model made in Tulle. During the 1740s the Ministry of Marine bought the 1728 style muskets from St. Etienne.
There is conflicting information on the type of finish that was used on the weapons. Acceptable muskets include:
- Charleville Model 1763 altered to Model 1728 (bright)
- Tulle Marine (bright)
- Fusil de Chasse (browned or blued)
- Fusil Grenadier (bright)
- Fusil Fin (browned or blued)
- Type C or D French trade fusil (bright)
- British Trade gun
- Any firelock that may have been found on the battlefield or aquired through trade
Knives (Couteaux) were commonly carried, one hanging around the neck,
one at the waist in the sash, and one attached on the outside of the leg in the leg tie. These should
all have a sturdy leather sheath, and for extra precaution we suggest having a leather thong attached
to your belt and sheath.
A tomahawk (Casse-tête) was also a common tool carried by the Milice.
This too should be in a sturdy leather sheath for safety.
Milice wore a powder horn and shooting pouch, not a cartridge
box. The horn was commonly 12 to 14 inches long in this period and the pouch was made of a sturdy hide
such as cow or pig. These were hand sewn, and not laced and had a good flap for protection.
A canteen was commonly carried. These were often made from a dried gourd
and hung around the neck and shoulder with a leather thong. A leather covered bottle with a cork stopper
is also fine, as is the period tin canteens. The canteens are best covered with leather or wool.
Blanket rolls, powder horns, ball bags, haversacks/knapsacks, may be carried, as
part of field/campaign impression
To get a better description of the clothing and equipment used by the Miliciens, follow the instructions below.
Click here to get a PDF copy of the la Milice Canadienne information.
Delisle, Steve. The Equipment of New France Militia,1740-1760
Bel Air, MD : Kebeca Liber Ata Co., 1999
NOTE: - May be hard to find, out of print.
Book Title: Memoir upon the late war in North America, between the French and English, 1755-60
Author: Pouchot, Pierre, Brian Dunnigan (Editor), Michael Cardy (Translator)
Publisher: Old Fort Niagara Association, Incorporated
Publication Date: 1994
Book Title: The Fusil de Tulle in New France 1691-1741
Author: Russel Bouchard
Publisher: Museum Restoration Service
Publication Date: 1998
Book Title: The French Trade Gun in North America 1662-1759
Author: Kevin Gladysz
Publisher: Andrew Mowbray Publishers, Inc.
Publication Date: February 23, 2011
Books Written by Bob Bearor

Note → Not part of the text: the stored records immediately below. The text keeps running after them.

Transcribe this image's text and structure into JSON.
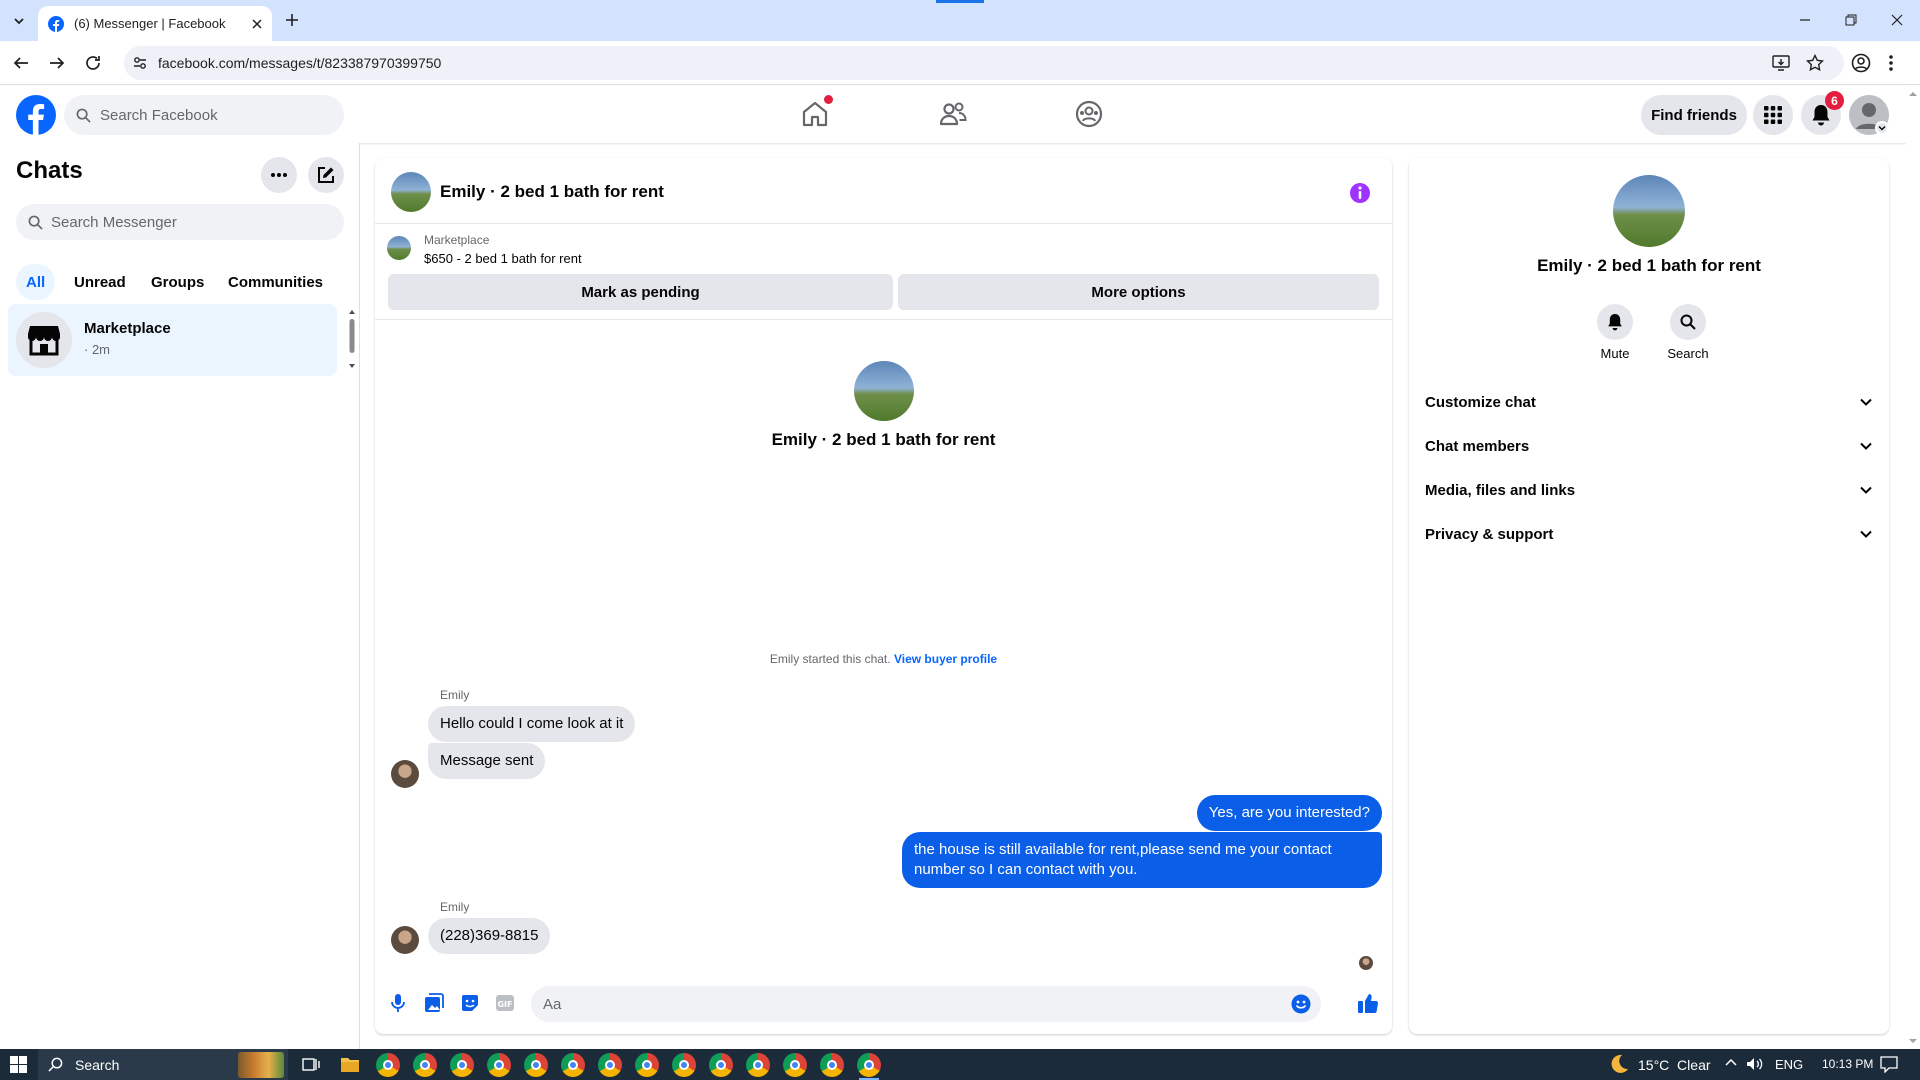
{
  "browser": {
    "tab_title": "(6) Messenger | Facebook",
    "url": "facebook.com/messages/t/823387970399750"
  },
  "header": {
    "search_placeholder": "Search Facebook",
    "find_friends": "Find friends",
    "notification_count": "6"
  },
  "sidebar": {
    "title": "Chats",
    "search_placeholder": "Search Messenger",
    "filters": [
      "All",
      "Unread",
      "Groups",
      "Communities"
    ],
    "chat": {
      "name": "Marketplace",
      "time": "· 2m"
    }
  },
  "conversation": {
    "title": "Emily · 2 bed 1 bath for rent",
    "listing_source": "Marketplace",
    "listing_title": "$650 - 2 bed 1 bath for rent",
    "mark_pending": "Mark as pending",
    "more_options": "More options",
    "intro_name": "Emily · 2 bed 1 bath for rent",
    "started_text": "Emily started this chat.",
    "view_buyer": "View buyer profile",
    "messages": [
      {
        "sender": "Emily",
        "text": "Hello could I come look at it",
        "dir": "in"
      },
      {
        "sender": "",
        "text": "Message sent",
        "dir": "in"
      },
      {
        "sender": "",
        "text": "Yes, are you interested?",
        "dir": "out"
      },
      {
        "sender": "",
        "text": "the house is still available for rent,please send me your contact number so I can contact with you.",
        "dir": "out"
      },
      {
        "sender": "Emily",
        "text": "(228)369-8815",
        "dir": "in"
      }
    ],
    "composer_placeholder": "Aa",
    "accent": "#0a7cff"
  },
  "info_panel": {
    "name": "Emily · 2 bed 1 bath for rent",
    "mute": "Mute",
    "search": "Search",
    "sections": [
      "Customize chat",
      "Chat members",
      "Media, files and links",
      "Privacy & support"
    ]
  },
  "taskbar": {
    "search": "Search",
    "weather": "15°C  Clear",
    "lang": "ENG",
    "time": "10:13 PM"
  }
}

Published by Heritage Books, Bowie Maryland
Book Title: Battle on Snowshoes
Publication Date: 1997
- Clothing description of the Milice, pgs 21-23

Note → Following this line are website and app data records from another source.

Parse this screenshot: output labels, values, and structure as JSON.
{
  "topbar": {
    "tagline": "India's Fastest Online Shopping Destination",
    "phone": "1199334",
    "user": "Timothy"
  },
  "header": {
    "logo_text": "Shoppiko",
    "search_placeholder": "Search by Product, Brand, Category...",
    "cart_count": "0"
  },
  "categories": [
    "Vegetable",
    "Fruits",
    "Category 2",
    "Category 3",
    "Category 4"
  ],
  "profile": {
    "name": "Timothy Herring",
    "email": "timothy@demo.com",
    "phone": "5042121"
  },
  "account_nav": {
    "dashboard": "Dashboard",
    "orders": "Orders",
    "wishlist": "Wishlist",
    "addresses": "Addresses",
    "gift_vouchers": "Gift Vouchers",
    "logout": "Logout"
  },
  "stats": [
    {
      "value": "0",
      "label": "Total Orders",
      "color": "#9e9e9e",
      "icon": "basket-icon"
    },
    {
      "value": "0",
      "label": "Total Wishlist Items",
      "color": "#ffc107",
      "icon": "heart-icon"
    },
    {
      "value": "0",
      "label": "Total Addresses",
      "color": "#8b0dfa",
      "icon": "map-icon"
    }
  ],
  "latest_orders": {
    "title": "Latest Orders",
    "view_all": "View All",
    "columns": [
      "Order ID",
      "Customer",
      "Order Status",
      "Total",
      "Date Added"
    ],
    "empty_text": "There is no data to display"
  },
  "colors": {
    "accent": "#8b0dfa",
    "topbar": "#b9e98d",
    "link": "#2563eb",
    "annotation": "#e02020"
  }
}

Book Title: Leading by Example: Partisan Fighters & Leaders of New France, 1660-1760, Volume One
Publication Date: May 1, 2002
Description: Volume one tells the stories of two great partisans, Jaques LeMoyne de Ste. Helene and
Charles –Michel de Langlade. Ste. Helen led the grueling winter attack on Schenectady and battled
brilliantly in the siege and battle of Quebec in 1690. The 9 other LeMoyne brothers, who some
of the gretest leaders in New France’s history, are also discussed in the St. Helene chapter.
Book Title: Leading by Example: Partisan Fighters & Leaders of New France, 1660-1760, Volume Two
Publication Date: March 1, 2003
Description: Volume Two covers Daniel Greysolon DuLuth, Madeleine Vercheres, St. Luc de la Corne, Daniel Beaujeu and Jean-Daniel Dumas,
with a brief chapter on native foods for wilderness survival.
Book Title: Leading by Example: Partisan Fighters & Leaders of New France, 1660-1760, Volume Three
Publication Date: 2004
Description: In this Bob Bearor's third and final book in the 'Leading by Example' trilogy we learn of the exploits of
Nicolas D'Allieboust de Manthet, Joseph-Francios Hertel de La Fresniere, the partisan named Wolff (not to be confused with General
Wolff, British),Gaspard-Joseph Chaussegros de Lery, Jospeh Marin de La Malgue and last but not least Jean-Baptisie Levreault de Langis
de Montegron (Langy). This volume has several Native Americans that were outstanding.
This series of books is a good starting point for one to learn about the New France.